Dataset excerpts:
++++++++++++++++++++

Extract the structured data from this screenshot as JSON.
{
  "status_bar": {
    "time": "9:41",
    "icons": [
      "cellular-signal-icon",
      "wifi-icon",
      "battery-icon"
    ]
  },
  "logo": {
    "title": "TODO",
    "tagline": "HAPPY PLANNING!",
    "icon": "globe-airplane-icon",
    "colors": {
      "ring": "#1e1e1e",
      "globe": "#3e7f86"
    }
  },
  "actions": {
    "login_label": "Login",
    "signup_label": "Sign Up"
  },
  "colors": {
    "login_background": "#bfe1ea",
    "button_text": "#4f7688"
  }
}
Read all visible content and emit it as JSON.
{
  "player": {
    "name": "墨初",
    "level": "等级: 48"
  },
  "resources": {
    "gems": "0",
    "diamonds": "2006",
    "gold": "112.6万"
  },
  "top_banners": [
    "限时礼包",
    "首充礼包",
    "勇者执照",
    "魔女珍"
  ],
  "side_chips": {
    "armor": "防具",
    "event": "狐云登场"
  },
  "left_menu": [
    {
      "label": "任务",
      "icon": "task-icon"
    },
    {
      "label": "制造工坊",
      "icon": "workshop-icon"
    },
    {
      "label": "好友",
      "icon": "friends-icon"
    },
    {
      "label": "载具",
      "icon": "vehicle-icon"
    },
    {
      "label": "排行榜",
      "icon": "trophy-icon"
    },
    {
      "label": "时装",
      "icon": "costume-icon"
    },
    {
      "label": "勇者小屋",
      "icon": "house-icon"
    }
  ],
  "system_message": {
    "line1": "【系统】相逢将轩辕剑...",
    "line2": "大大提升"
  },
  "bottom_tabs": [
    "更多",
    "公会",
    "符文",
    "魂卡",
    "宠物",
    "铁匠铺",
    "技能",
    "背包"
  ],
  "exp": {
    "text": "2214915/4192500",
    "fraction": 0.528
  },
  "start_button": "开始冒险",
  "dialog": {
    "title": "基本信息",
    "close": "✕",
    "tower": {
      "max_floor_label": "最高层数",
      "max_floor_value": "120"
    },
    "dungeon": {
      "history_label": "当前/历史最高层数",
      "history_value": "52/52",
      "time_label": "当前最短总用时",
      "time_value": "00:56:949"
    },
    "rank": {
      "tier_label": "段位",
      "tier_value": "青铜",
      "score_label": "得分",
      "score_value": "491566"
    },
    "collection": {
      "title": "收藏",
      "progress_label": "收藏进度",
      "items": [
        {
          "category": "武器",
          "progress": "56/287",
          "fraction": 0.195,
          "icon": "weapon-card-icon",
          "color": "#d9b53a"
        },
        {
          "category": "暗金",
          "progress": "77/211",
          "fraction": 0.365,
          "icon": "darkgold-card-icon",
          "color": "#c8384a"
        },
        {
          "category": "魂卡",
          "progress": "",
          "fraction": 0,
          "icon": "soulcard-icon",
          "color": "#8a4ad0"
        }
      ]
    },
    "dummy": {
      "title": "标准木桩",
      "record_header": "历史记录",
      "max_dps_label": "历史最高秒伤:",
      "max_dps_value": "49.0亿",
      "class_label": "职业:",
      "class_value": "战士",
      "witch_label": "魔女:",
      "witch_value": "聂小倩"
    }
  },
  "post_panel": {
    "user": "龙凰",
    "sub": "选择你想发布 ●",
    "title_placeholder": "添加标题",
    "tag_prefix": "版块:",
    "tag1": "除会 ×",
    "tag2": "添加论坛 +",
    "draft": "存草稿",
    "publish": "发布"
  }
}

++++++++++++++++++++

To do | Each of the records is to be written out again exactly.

Final answer |
Extract the structured data from this screenshot as JSON.
{
  "status_bar": {
    "time": "9:41",
    "icons": [
      "cellular-signal-icon",
      "wifi-icon",
      "battery-icon"
    ]
  },
  "logo": {
    "title": "TODO",
    "tagline": "HAPPY PLANNING!",
    "icon": "globe-airplane-icon",
    "colors": {
      "ring": "#1e1e1e",
      "globe": "#3e7f86"
    }
  },
  "actions": {
    "login_label": "Login",
    "signup_label": "Sign Up"
  },
  "colors": {
    "login_background": "#bfe1ea",
    "button_text": "#4f7688"
  }
}
Read all visible content and emit it as JSON.
{
  "player": {
    "name": "墨初",
    "level": "等级: 48"
  },
  "resources": {
    "gems": "0",
    "diamonds": "2006",
    "gold": "112.6万"
  },
  "top_banners": [
    "限时礼包",
    "首充礼包",
    "勇者执照",
    "魔女珍"
  ],
  "side_chips": {
    "armor": "防具",
    "event": "狐云登场"
  },
  "left_menu": [
    {
      "label": "任务",
      "icon": "task-icon"
    },
    {
      "label": "制造工坊",
      "icon": "workshop-icon"
    },
    {
      "label": "好友",
      "icon": "friends-icon"
    },
    {
      "label": "载具",
      "icon": "vehicle-icon"
    },
    {
      "label": "排行榜",
      "icon": "trophy-icon"
    },
    {
      "label": "时装",
      "icon": "costume-icon"
    },
    {
      "label": "勇者小屋",
      "icon": "house-icon"
    }
  ],
  "system_message": {
    "line1": "【系统】相逢将轩辕剑...",
    "line2": "大大提升"
  },
  "bottom_tabs": [
    "更多",
    "公会",
    "符文",
    "魂卡",
    "宠物",
    "铁匠铺",
    "技能",
    "背包"
  ],
  "exp": {
    "text": "2214915/4192500",
    "fraction": 0.528
  },
  "start_button": "开始冒险",
  "dialog": {
    "title": "基本信息",
    "close": "✕",
    "tower": {
      "max_floor_label": "最高层数",
      "max_floor_value": "120"
    },
    "dungeon": {
      "history_label": "当前/历史最高层数",
      "history_value": "52/52",
      "time_label": "当前最短总用时",
      "time_value": "00:56:949"
    },
    "rank": {
      "tier_label": "段位",
      "tier_value": "青铜",
      "score_label": "得分",
      "score_value": "491566"
    },
    "collection": {
      "title": "收藏",
      "progress_label": "收藏进度",
      "items": [
        {
          "category": "武器",
          "progress": "56/287",
          "fraction": 0.195,
          "icon": "weapon-card-icon",
          "color": "#d9b53a"
        },
        {
          "category": "暗金",
          "progress": "77/211",
          "fraction": 0.365,
          "icon": "darkgold-card-icon",
          "color": "#c8384a"
        },
        {
          "category": "魂卡",
          "progress": "",
          "fraction": 0,
          "icon": "soulcard-icon",
          "color": "#8a4ad0"
        }
      ]
    },
    "dummy": {
      "title": "标准木桩",
      "record_header": "历史记录",
      "max_dps_label": "历史最高秒伤:",
      "max_dps_value": "49.0亿",
      "class_label": "职业:",
      "class_value": "战士",
      "witch_label": "魔女:",
      "witch_value": "聂小倩"
    }
  },
  "post_panel": {
    "user": "龙凰",
    "sub": "选择你想发布 ●",
    "title_placeholder": "添加标题",
    "tag_prefix": "版块:",
    "tag1": "除会 ×",
    "tag2": "添加论坛 +",
    "draft": "存草稿",
    "publish": "发布"
  }
}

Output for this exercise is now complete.